Start of DATASET EXTRACT

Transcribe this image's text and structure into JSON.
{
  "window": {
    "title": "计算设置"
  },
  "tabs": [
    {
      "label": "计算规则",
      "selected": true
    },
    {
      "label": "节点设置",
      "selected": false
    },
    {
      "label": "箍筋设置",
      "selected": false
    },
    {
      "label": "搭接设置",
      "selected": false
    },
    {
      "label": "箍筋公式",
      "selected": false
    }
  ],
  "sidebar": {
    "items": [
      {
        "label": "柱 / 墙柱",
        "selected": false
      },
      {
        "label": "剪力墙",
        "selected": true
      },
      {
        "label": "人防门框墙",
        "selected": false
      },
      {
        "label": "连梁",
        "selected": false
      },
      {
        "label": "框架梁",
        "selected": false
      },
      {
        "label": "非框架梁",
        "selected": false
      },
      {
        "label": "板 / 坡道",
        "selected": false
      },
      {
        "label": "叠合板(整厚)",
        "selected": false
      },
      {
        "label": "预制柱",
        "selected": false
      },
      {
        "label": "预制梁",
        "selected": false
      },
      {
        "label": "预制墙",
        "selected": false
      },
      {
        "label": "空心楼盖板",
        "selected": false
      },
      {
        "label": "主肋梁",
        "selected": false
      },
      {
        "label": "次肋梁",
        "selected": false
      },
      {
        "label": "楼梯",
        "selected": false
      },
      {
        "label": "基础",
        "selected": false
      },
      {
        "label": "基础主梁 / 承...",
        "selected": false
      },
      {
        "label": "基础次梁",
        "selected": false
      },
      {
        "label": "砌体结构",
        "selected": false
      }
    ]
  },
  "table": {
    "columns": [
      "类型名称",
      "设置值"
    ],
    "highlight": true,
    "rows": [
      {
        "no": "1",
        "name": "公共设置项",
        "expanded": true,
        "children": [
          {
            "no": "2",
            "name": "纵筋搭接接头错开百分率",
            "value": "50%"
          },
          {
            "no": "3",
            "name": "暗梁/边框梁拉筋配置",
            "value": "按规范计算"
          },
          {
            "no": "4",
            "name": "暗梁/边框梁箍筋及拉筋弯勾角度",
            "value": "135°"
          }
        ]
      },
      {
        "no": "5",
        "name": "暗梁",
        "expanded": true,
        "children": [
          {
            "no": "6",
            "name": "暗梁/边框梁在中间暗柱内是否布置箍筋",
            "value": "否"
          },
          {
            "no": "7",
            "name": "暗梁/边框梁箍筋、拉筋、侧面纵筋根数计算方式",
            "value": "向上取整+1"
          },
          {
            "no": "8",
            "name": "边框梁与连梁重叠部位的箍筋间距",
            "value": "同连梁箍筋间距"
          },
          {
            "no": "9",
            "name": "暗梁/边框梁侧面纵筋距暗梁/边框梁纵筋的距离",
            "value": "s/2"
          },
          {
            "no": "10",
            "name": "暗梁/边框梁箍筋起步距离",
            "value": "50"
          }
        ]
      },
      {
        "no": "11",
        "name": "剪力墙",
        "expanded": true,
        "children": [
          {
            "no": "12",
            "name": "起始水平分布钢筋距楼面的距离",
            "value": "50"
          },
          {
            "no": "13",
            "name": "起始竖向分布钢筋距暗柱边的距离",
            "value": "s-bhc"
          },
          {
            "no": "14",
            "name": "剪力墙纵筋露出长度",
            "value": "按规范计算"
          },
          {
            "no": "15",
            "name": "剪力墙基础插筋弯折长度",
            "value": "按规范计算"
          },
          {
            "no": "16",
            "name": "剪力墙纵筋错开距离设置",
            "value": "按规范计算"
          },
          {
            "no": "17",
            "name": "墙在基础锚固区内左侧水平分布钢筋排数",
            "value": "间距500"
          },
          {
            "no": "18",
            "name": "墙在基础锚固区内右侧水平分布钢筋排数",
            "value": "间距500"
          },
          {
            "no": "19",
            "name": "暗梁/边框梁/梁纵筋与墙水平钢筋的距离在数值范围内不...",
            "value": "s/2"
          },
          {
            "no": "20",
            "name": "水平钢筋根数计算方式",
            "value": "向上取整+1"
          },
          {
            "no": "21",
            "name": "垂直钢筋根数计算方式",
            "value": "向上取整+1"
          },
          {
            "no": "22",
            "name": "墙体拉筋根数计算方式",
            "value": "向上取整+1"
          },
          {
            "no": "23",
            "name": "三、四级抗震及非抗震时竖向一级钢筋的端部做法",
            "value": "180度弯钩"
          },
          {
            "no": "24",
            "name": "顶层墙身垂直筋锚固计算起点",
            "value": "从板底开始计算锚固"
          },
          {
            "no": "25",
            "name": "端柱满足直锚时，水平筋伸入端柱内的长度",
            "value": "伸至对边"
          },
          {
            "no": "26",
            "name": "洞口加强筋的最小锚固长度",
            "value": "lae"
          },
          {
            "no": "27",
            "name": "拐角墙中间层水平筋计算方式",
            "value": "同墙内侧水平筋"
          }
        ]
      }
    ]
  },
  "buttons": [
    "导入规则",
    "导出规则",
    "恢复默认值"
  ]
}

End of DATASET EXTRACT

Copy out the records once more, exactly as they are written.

Transcribe this image's text and structure into JSON.
{
  "window": {
    "title": "计算设置"
  },
  "tabs": [
    {
      "label": "计算规则",
      "selected": true
    },
    {
      "label": "节点设置",
      "selected": false
    },
    {
      "label": "箍筋设置",
      "selected": false
    },
    {
      "label": "搭接设置",
      "selected": false
    },
    {
      "label": "箍筋公式",
      "selected": false
    }
  ],
  "sidebar": {
    "items": [
      {
        "label": "柱 / 墙柱",
        "selected": false
      },
      {
        "label": "剪力墙",
        "selected": true
      },
      {
        "label": "人防门框墙",
        "selected": false
      },
      {
        "label": "连梁",
        "selected": false
      },
      {
        "label": "框架梁",
        "selected": false
      },
      {
        "label": "非框架梁",
        "selected": false
      },
      {
        "label": "板 / 坡道",
        "selected": false
      },
      {
        "label": "叠合板(整厚)",
        "selected": false
      },
      {
        "label": "预制柱",
        "selected": false
      },
      {
        "label": "预制梁",
        "selected": false
      },
      {
        "label": "预制墙",
        "selected": false
      },
      {
        "label": "空心楼盖板",
        "selected": false
      },
      {
        "label": "主肋梁",
        "selected": false
      },
      {
        "label": "次肋梁",
        "selected": false
      },
      {
        "label": "楼梯",
        "selected": false
      },
      {
        "label": "基础",
        "selected": false
      },
      {
        "label": "基础主梁 / 承...",
        "selected": false
      },
      {
        "label": "基础次梁",
        "selected": false
      },
      {
        "label": "砌体结构",
        "selected": false
      }
    ]
  },
  "table": {
    "columns": [
      "类型名称",
      "设置值"
    ],
    "highlight": true,
    "rows": [
      {
        "no": "1",
        "name": "公共设置项",
        "expanded": true,
        "children": [
          {
            "no": "2",
            "name": "纵筋搭接接头错开百分率",
            "value": "50%"
          },
          {
            "no": "3",
            "name": "暗梁/边框梁拉筋配置",
            "value": "按规范计算"
          },
          {
            "no": "4",
            "name": "暗梁/边框梁箍筋及拉筋弯勾角度",
            "value": "135°"
          }
        ]
      },
      {
        "no": "5",
        "name": "暗梁",
        "expanded": true,
        "children": [
          {
            "no": "6",
            "name": "暗梁/边框梁在中间暗柱内是否布置箍筋",
            "value": "否"
          },
          {
            "no": "7",
            "name": "暗梁/边框梁箍筋、拉筋、侧面纵筋根数计算方式",
            "value": "向上取整+1"
          },
          {
            "no": "8",
            "name": "边框梁与连梁重叠部位的箍筋间距",
            "value": "同连梁箍筋间距"
          },
          {
            "no": "9",
            "name": "暗梁/边框梁侧面纵筋距暗梁/边框梁纵筋的距离",
            "value": "s/2"
          },
          {
            "no": "10",
            "name": "暗梁/边框梁箍筋起步距离",
            "value": "50"
          }
        ]
      },
      {
        "no": "11",
        "name": "剪力墙",
        "expanded": true,
        "children": [
          {
            "no": "12",
            "name": "起始水平分布钢筋距楼面的距离",
            "value": "50"
          },
          {
            "no": "13",
            "name": "起始竖向分布钢筋距暗柱边的距离",
            "value": "s-bhc"
          },
          {
            "no": "14",
            "name": "剪力墙纵筋露出长度",
            "value": "按规范计算"
          },
          {
            "no": "15",
            "name": "剪力墙基础插筋弯折长度",
            "value": "按规范计算"
          },
          {
            "no": "16",
            "name": "剪力墙纵筋错开距离设置",
            "value": "按规范计算"
          },
          {
            "no": "17",
            "name": "墙在基础锚固区内左侧水平分布钢筋排数",
            "value": "间距500"
          },
          {
            "no": "18",
            "name": "墙在基础锚固区内右侧水平分布钢筋排数",
            "value": "间距500"
          },
          {
            "no": "19",
            "name": "暗梁/边框梁/梁纵筋与墙水平钢筋的距离在数值范围内不...",
            "value": "s/2"
          },
          {
            "no": "20",
            "name": "水平钢筋根数计算方式",
            "value": "向上取整+1"
          },
          {
            "no": "21",
            "name": "垂直钢筋根数计算方式",
            "value": "向上取整+1"
          },
          {
            "no": "22",
            "name": "墙体拉筋根数计算方式",
            "value": "向上取整+1"
          },
          {
            "no": "23",
            "name": "三、四级抗震及非抗震时竖向一级钢筋的端部做法",
            "value": "180度弯钩"
          },
          {
            "no": "24",
            "name": "顶层墙身垂直筋锚固计算起点",
            "value": "从板底开始计算锚固"
          },
          {
            "no": "25",
            "name": "端柱满足直锚时，水平筋伸入端柱内的长度",
            "value": "伸至对边"
          },
          {
            "no": "26",
            "name": "洞口加强筋的最小锚固长度",
            "value": "lae"
          },
          {
            "no": "27",
            "name": "拐角墙中间层水平筋计算方式",
            "value": "同墙内侧水平筋"
          }
        ]
      }
    ]
  },
  "buttons": [
    "导入规则",
    "导出规则",
    "恢复默认值"
  ]
}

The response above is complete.